In response to these developments, Ireland’s Minister for Foreign Affairs, Charlie Flanagan TD, moved quickly to calm fears, and assured Irish citizens that there had been no indications made to Irish politicians by their British counterparts that a change in status was being pursued by Britain.
“Indications that I have received from discussions with members of the Brexit team are to the effect that there is a clear understanding of that relationship and every effort will be made to maintain the common travel arrangements,” Mr Flanagan (above) said. “[It is] absolutely essential… that the common travel area which has long since been established before either the UK or Ireland were members of the EU is firmly maintained and protected.
“It’s vitally important that in the negotiations and in the relationship between the UK and the EU that our unique circumstance in Ireland is acknowledged, appreciated and maintained. I have been at pains to stress that, as has the Taoiseach.”
On this side of the Irish Sea the efforts to maintain that relationship is the priority of the Ireland’s diplomatic mission in Edinburgh, and the Consul General of Ireland in Scotland, Mark Hanniffy, reinforced the importance of those efforts and spoke of the ongoing meetings between Ireland and their partners across the EU in which the issue will continue to be raised.
“It is important to note that there is a clear understanding between the British and Irish Governments that every effort will be made to maintain the Common Travel Area and the rights that come with that,” Mr Hanniffy told The Irish Voice. “There is no desire to limit the freedom of people on both sides of the Irish sea to live, work and travel freely across these islands.
“The need to maintain the Common Travel Area and to ensure the protection of the rights of Irish citizens in the UK is a key priority area for the Irish Government, and we continue to raise it as a priority issue in all of our meetings with EU counterparts.”
In a letter written to the Irish community of Great Britain—and published by the Irish in Britain group—Ambassador Mulhall highlighted the diplomatic relations between Ireland and Britain, which ‘have never been better,’ as a major asset for Ireland in protecting the interests of Irish citizens in Britain at this time.
“We will want to preserve the advantages to both countries of the Common Travel Area which allows Irish and British citizens to live and work in each other’s countries without restriction,” Mr Mulhall said. “This system has operated to our benefit since the formation of the Irish State.
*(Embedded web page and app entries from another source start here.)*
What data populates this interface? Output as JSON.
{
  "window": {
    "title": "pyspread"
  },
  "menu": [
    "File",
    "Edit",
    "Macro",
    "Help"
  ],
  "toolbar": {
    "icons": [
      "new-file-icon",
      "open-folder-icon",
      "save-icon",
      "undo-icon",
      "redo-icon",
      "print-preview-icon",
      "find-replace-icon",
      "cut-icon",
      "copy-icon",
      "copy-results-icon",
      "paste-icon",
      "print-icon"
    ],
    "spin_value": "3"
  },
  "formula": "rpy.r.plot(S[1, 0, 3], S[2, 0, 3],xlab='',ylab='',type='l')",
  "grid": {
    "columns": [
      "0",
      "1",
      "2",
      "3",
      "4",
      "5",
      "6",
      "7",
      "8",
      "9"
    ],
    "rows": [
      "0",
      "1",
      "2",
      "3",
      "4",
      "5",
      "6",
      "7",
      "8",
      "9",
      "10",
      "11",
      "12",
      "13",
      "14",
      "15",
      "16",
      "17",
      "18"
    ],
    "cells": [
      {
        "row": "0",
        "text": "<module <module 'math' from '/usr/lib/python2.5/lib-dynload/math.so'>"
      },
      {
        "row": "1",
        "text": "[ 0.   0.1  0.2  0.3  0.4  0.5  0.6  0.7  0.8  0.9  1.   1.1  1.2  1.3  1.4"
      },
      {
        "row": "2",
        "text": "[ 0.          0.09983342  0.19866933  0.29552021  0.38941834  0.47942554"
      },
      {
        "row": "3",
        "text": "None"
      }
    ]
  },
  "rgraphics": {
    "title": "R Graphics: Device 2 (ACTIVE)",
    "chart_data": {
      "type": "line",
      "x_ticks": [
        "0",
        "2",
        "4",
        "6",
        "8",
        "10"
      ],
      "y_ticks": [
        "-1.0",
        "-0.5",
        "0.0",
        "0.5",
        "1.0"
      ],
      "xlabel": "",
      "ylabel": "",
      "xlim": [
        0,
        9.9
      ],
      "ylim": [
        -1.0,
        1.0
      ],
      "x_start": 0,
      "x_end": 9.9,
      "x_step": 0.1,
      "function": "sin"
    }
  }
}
We need to ensure that nothing in the arrangements for the UK’s exit from the EU will compromise this mutually–beneficial, system of free movement.
“I want to stress the vital importance for Ireland of our relations with the UK which have never been better than they are today. As we prepare for the UK’s future exit from the EU, we want these positive ties to continue to serve us well in the future also. Irish people are represented in every walk of life here and have made a huge contribution to British society.
“We are committed to supporting the prosperity and wellbeing of our community as these complex future negotiations between the EU and the UK get underway in the coming year.”
Ireland and the EU
However, Mr Mulhall also reiterated Ireland’s commitment to the EU, and spoke of the political will in Ireland to continue to work through the European Union for the mutual interest of its members after Brexit.
“Ireland will continue to be an EU member with a commitment to preserving and building on the Union’s distinguished record of achievement,” he concluded. “We hope that the UK will be able to develop the kind of close, cooperative relationship with the EU that will serve all of our interests.
“We will miss the day–to–day cooperation with the UK around the negotiating table in Brussels where, for more than 40 years, our ministers and officials have met, worked together and developed friendships that have helped our bilateral relations to grow and prosper.”